Each time the Long Tailed Tit hovered, it was so brief I had no time to even glance at the phone screen. So each time I had to review the previous shot I'd taken, have a guess at what the focus should be, and then sight the bird completely with the dot sight.
I had a decent attempt at around 40 shots at the hovering bird and of those a handful had a bit of hovering in frame. Eventually, I caught one with the bird in frame *and* in focus. The hover of course happened in a different location each time so it was not easy to get onto such a fast moving species before the second or so of hovering had ended.
My girlfriend also had a go, and got *really* close to getting the shot as well. She's rapdily becoming a great phonescoper so I need to keep a careful eye on my scope which she has been coveting...
Flight shots of a Shortie
Here's another flight shot that's much more doable with a dot sight. Hunting Short Eared Owls are rapid fliers and constantly change direction, height and flight speed as they look around and spot potential prey. Just in this shot, I can count 12 changes in flight direction and speed, which happens in 8 seconds in real time. When filming a Shortie, I use the dot sight to quickly get "on" the bird and then switch to the phone to film it as it flies. I'd managed to get shots of Shorties before I had the dot sight, but I'd often waste a lot of time panning around trying to get on the bird, so often miss out on the best shots. The dot sight helps you get more out of the often limited time that a bird is showing. This particular shot was in low light at dusk, and was filmed at 120fps.

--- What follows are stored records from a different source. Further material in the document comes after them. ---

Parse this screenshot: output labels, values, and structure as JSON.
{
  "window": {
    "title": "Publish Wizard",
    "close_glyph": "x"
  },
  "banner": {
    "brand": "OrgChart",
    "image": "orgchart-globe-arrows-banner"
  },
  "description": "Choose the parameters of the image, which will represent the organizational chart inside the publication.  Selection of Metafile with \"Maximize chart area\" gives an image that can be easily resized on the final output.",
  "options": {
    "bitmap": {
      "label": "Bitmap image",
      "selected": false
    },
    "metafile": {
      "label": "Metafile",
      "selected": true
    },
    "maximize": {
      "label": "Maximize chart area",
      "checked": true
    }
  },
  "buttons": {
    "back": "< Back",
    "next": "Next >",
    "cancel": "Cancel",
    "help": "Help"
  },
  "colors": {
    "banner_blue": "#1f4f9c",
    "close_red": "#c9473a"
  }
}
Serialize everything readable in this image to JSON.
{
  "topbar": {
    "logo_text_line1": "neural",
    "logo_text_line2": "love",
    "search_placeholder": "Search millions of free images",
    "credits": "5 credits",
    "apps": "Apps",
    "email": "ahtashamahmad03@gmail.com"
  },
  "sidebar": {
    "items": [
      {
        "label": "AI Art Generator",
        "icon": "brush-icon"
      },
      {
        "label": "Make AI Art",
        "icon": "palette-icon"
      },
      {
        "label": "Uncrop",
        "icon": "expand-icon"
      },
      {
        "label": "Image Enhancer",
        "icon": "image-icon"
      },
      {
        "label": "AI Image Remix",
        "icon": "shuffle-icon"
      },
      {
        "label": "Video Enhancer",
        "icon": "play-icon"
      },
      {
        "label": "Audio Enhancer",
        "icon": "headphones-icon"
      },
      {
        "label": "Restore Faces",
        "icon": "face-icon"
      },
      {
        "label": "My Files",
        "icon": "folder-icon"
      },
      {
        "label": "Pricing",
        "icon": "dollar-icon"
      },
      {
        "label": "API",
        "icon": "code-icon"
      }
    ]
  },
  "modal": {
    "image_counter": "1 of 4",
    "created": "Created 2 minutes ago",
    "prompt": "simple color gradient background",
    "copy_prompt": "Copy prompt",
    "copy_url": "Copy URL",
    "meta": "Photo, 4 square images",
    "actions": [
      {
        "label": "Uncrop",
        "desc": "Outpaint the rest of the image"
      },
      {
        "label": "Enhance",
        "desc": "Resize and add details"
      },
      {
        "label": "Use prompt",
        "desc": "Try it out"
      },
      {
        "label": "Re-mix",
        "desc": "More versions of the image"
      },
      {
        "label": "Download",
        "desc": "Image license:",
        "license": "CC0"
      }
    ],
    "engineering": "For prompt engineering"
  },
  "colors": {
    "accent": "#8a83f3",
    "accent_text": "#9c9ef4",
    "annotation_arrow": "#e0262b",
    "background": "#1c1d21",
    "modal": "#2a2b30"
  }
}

Phonescoping Falcons in Flight
And finally here's a few shots of my local favourites - the Leeds Peregrine Falcons. I think this is the ultimate test for a phonescoping set up, they are after all the fastest birds in the world. Fortunately they don't usually do 200mph when circling their nest site, but when filming them you quickly realize that the casual, assured and simple looking flight is actually hiding a multitude of tiny adjustments in speed and direction. In the first flight clip you can see the tail feathers constantly changing in angle as the bird adjusts its flight, no doubt due to buffeting from the wind. Keeping them in shot when they're going at pace is tricky. The dot sight makes it possible, if still rather difficult.
Flight shot quick tips
The dot sight is essential to get on a bird quickly and if necessary track it if its a rapidly moving target
I usually lock focus and exposure on the phone and then adjust focus on the scope manually. I have one hand on the tripod arm/handle and one hand on the focus barrel on the scope
Use minimum zoom, and ratchet up your slow motion capability
Accept that a lot of the footage will be imperfect in terms of framing and focus. Review footage carefully and edit down to the best shots. In slowmo you only need a second or two in realtime for a nice slowmo sequence
Practice, practice and more practice!